YOUR OBJECTIVE. Everything in the listing below must be set down again exactly, apart from the pictures.

====

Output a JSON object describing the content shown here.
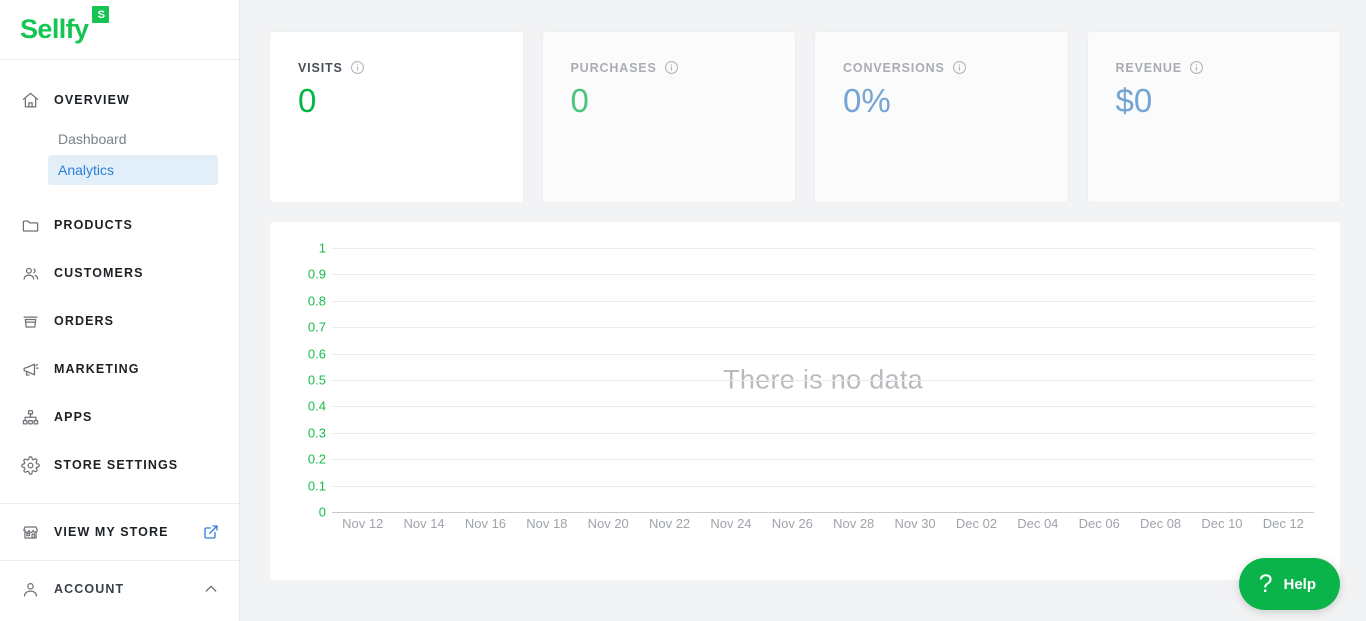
{
  "brand": {
    "name": "Sellfy",
    "badge": "S",
    "color": "#16c453"
  },
  "sidebar": {
    "overview": {
      "label": "OVERVIEW",
      "icon": "home-icon",
      "children": [
        {
          "label": "Dashboard",
          "active": false
        },
        {
          "label": "Analytics",
          "active": true
        }
      ]
    },
    "items": [
      {
        "label": "PRODUCTS",
        "icon": "folder-icon"
      },
      {
        "label": "CUSTOMERS",
        "icon": "users-icon"
      },
      {
        "label": "ORDERS",
        "icon": "basket-icon"
      },
      {
        "label": "MARKETING",
        "icon": "megaphone-icon"
      },
      {
        "label": "APPS",
        "icon": "sitemap-icon"
      },
      {
        "label": "STORE SETTINGS",
        "icon": "gear-icon"
      }
    ],
    "view_store": {
      "label": "VIEW MY STORE",
      "icon": "store-icon",
      "external_icon": "external-link-icon"
    },
    "account": {
      "label": "ACCOUNT",
      "icon": "user-icon",
      "chevron": "chevron-up-icon"
    }
  },
  "cards": [
    {
      "title": "VISITS",
      "value": "0",
      "color": "#00b843",
      "active": true,
      "info": "info-icon"
    },
    {
      "title": "PURCHASES",
      "value": "0",
      "color": "#4bc47e",
      "active": false,
      "info": "info-icon"
    },
    {
      "title": "CONVERSIONS",
      "value": "0%",
      "color": "#72a5d4",
      "active": false,
      "info": "info-icon"
    },
    {
      "title": "REVENUE",
      "value": "$0",
      "color": "#72a5d4",
      "active": false,
      "info": "info-icon"
    }
  ],
  "chart": {
    "empty_message": "There is no data"
  },
  "help": {
    "label": "Help",
    "glyph": "?",
    "color": "#0ab44b"
  },
  "chart_data": {
    "type": "line",
    "title": "",
    "xlabel": "",
    "ylabel": "",
    "ylim": [
      0,
      1
    ],
    "yticks": [
      0,
      0.1,
      0.2,
      0.3,
      0.4,
      0.5,
      0.6,
      0.7,
      0.8,
      0.9,
      1
    ],
    "ytick_labels": [
      "0",
      "0.1",
      "0.2",
      "0.3",
      "0.4",
      "0.5",
      "0.6",
      "0.7",
      "0.8",
      "0.9",
      "1"
    ],
    "xtick_labels": [
      "Nov 12",
      "Nov 14",
      "Nov 16",
      "Nov 18",
      "Nov 20",
      "Nov 22",
      "Nov 24",
      "Nov 26",
      "Nov 28",
      "Nov 30",
      "Dec 02",
      "Dec 04",
      "Dec 06",
      "Dec 08",
      "Dec 10",
      "Dec 12"
    ],
    "series": [
      {
        "name": "Visits",
        "values": []
      }
    ],
    "grid": true,
    "legend": false,
    "empty": true,
    "empty_message": "There is no data",
    "axis_color": "#18bb4c",
    "xtick_color": "#9fa4aa"
  }
}
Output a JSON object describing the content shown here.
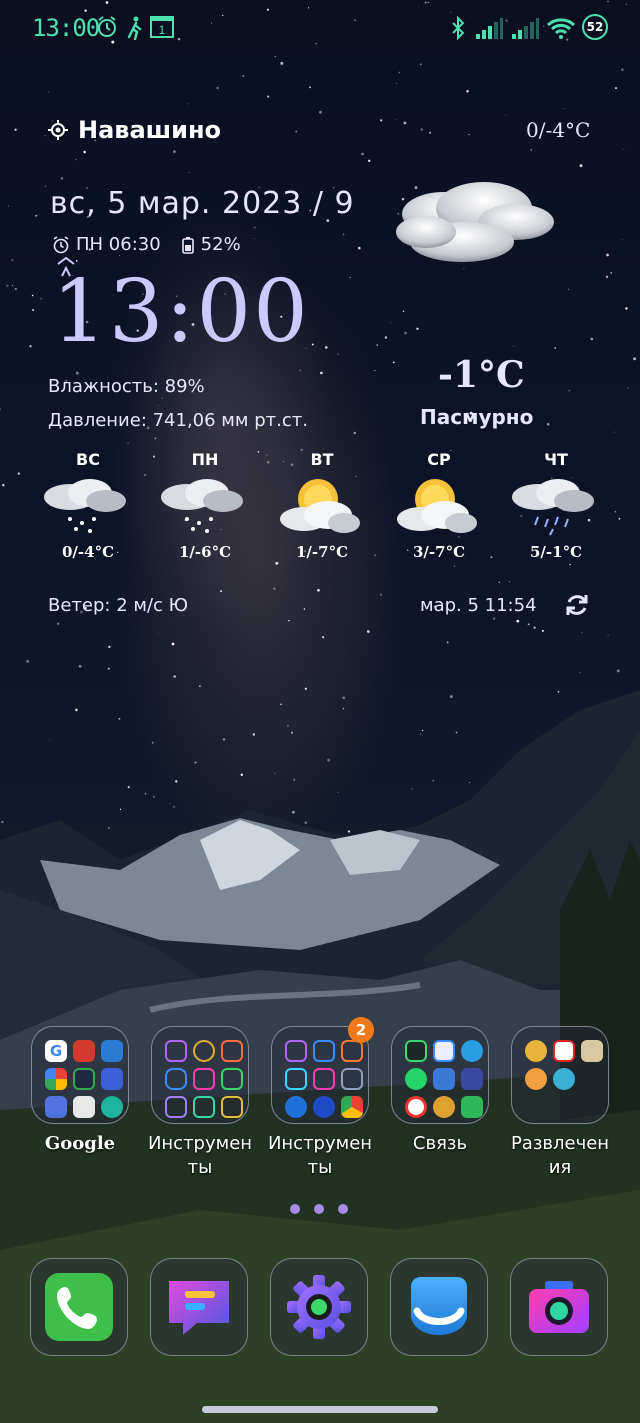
{
  "status_bar": {
    "time": "13:00",
    "icons": [
      "alarm-icon",
      "walking-icon",
      "sim-1-icon"
    ],
    "right_icons": [
      "bluetooth-icon",
      "signal-1-icon",
      "signal-2-icon",
      "wifi-icon",
      "battery-icon"
    ],
    "battery": "52",
    "accent_color": "#4fe0b0"
  },
  "weather": {
    "location": "Навашино",
    "range_today": "0/-4°C",
    "date": "вс, 5 мар. 2023 / 9",
    "alarm": "ПН 06:30",
    "battery": "52%",
    "clock": "13:00",
    "humidity": "Влажность: 89%",
    "pressure": "Давление: 741,06 мм рт.ст.",
    "current_temp": "-1°C",
    "condition": "Пасмурно",
    "wind": "Ветер: 2 м/с Ю",
    "updated": "мар. 5  11:54",
    "forecast": [
      {
        "day": "ВС",
        "temp": "0/-4°C",
        "icon": "snow-cloud-icon"
      },
      {
        "day": "ПН",
        "temp": "1/-6°C",
        "icon": "snow-cloud-icon"
      },
      {
        "day": "ВТ",
        "temp": "1/-7°C",
        "icon": "partly-cloudy-icon"
      },
      {
        "day": "СР",
        "temp": "3/-7°C",
        "icon": "partly-cloudy-icon"
      },
      {
        "day": "ЧТ",
        "temp": "5/-1°C",
        "icon": "rain-cloud-icon"
      }
    ]
  },
  "folders": [
    {
      "label": "Google",
      "badge": ""
    },
    {
      "label": "Инструмен\nты",
      "badge": ""
    },
    {
      "label": "Инструмен\nты",
      "badge": "2"
    },
    {
      "label": "Связь",
      "badge": ""
    },
    {
      "label": "Развлечен\nия",
      "badge": ""
    }
  ],
  "dock": [
    "phone-app-icon",
    "messages-app-icon",
    "settings-app-icon",
    "browser-app-icon",
    "camera-app-icon"
  ]
}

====

YOUR RESPONSE.
Output a JSON object describing the content shown here.
{
  "brand": {
    "name": "Sellfy",
    "badge": "S",
    "color": "#16c453"
  },
  "sidebar": {
    "overview": {
      "label": "OVERVIEW",
      "icon": "home-icon",
      "children": [
        {
          "label": "Dashboard",
          "active": false
        },
        {
          "label": "Analytics",
          "active": true
        }
      ]
    },
    "items": [
      {
        "label": "PRODUCTS",
        "icon": "folder-icon"
      },
      {
        "label": "CUSTOMERS",
        "icon": "users-icon"
      },
      {
        "label": "ORDERS",
        "icon": "basket-icon"
      },
      {
        "label": "MARKETING",
        "icon": "megaphone-icon"
      },
      {
        "label": "APPS",
        "icon": "sitemap-icon"
      },
      {
        "label": "STORE SETTINGS",
        "icon": "gear-icon"
      }
    ],
    "view_store": {
      "label": "VIEW MY STORE",
      "icon": "store-icon",
      "external_icon": "external-link-icon"
    },
    "account": {
      "label": "ACCOUNT",
      "icon": "user-icon",
      "chevron": "chevron-up-icon"
    }
  },
  "cards": [
    {
      "title": "VISITS",
      "value": "0",
      "color": "#00b843",
      "active": true,
      "info": "info-icon"
    },
    {
      "title": "PURCHASES",
      "value": "0",
      "color": "#4bc47e",
      "active": false,
      "info": "info-icon"
    },
    {
      "title": "CONVERSIONS",
      "value": "0%",
      "color": "#72a5d4",
      "active": false,
      "info": "info-icon"
    },
    {
      "title": "REVENUE",
      "value": "$0",
      "color": "#72a5d4",
      "active": false,
      "info": "info-icon"
    }
  ],
  "chart": {
    "empty_message": "There is no data"
  },
  "help": {
    "label": "Help",
    "glyph": "?",
    "color": "#0ab44b"
  },
  "chart_data": {
    "type": "line",
    "title": "",
    "xlabel": "",
    "ylabel": "",
    "ylim": [
      0,
      1
    ],
    "yticks": [
      0,
      0.1,
      0.2,
      0.3,
      0.4,
      0.5,
      0.6,
      0.7,
      0.8,
      0.9,
      1
    ],
    "ytick_labels": [
      "0",
      "0.1",
      "0.2",
      "0.3",
      "0.4",
      "0.5",
      "0.6",
      "0.7",
      "0.8",
      "0.9",
      "1"
    ],
    "xtick_labels": [
      "Nov 12",
      "Nov 14",
      "Nov 16",
      "Nov 18",
      "Nov 20",
      "Nov 22",
      "Nov 24",
      "Nov 26",
      "Nov 28",
      "Nov 30",
      "Dec 02",
      "Dec 04",
      "Dec 06",
      "Dec 08",
      "Dec 10",
      "Dec 12"
    ],
    "series": [
      {
        "name": "Visits",
        "values": []
      }
    ],
    "grid": true,
    "legend": false,
    "empty": true,
    "empty_message": "There is no data",
    "axis_color": "#18bb4c",
    "xtick_color": "#9fa4aa"
  }
}
Output a JSON object describing the content shown here.
{
  "status_bar": {
    "time": "13:00",
    "icons": [
      "alarm-icon",
      "walking-icon",
      "sim-1-icon"
    ],
    "right_icons": [
      "bluetooth-icon",
      "signal-1-icon",
      "signal-2-icon",
      "wifi-icon",
      "battery-icon"
    ],
    "battery": "52",
    "accent_color": "#4fe0b0"
  },
  "weather": {
    "location": "Навашино",
    "range_today": "0/-4°C",
    "date": "вс, 5 мар. 2023 / 9",
    "alarm": "ПН 06:30",
    "battery": "52%",
    "clock": "13:00",
    "humidity": "Влажность: 89%",
    "pressure": "Давление: 741,06 мм рт.ст.",
    "current_temp": "-1°C",
    "condition": "Пасмурно",
    "wind": "Ветер: 2 м/с Ю",
    "updated": "мар. 5  11:54",
    "forecast": [
      {
        "day": "ВС",
        "temp": "0/-4°C",
        "icon": "snow-cloud-icon"
      },
      {
        "day": "ПН",
        "temp": "1/-6°C",
        "icon": "snow-cloud-icon"
      },
      {
        "day": "ВТ",
        "temp": "1/-7°C",
        "icon": "partly-cloudy-icon"
      },
      {
        "day": "СР",
        "temp": "3/-7°C",
        "icon": "partly-cloudy-icon"
      },
      {
        "day": "ЧТ",
        "temp": "5/-1°C",
        "icon": "rain-cloud-icon"
      }
    ]
  },
  "folders": [
    {
      "label": "Google",
      "badge": ""
    },
    {
      "label": "Инструмен\nты",
      "badge": ""
    },
    {
      "label": "Инструмен\nты",
      "badge": "2"
    },
    {
      "label": "Связь",
      "badge": ""
    },
    {
      "label": "Развлечен\nия",
      "badge": ""
    }
  ],
  "dock": [
    "phone-app-icon",
    "messages-app-icon",
    "settings-app-icon",
    "browser-app-icon",
    "camera-app-icon"
  ]
}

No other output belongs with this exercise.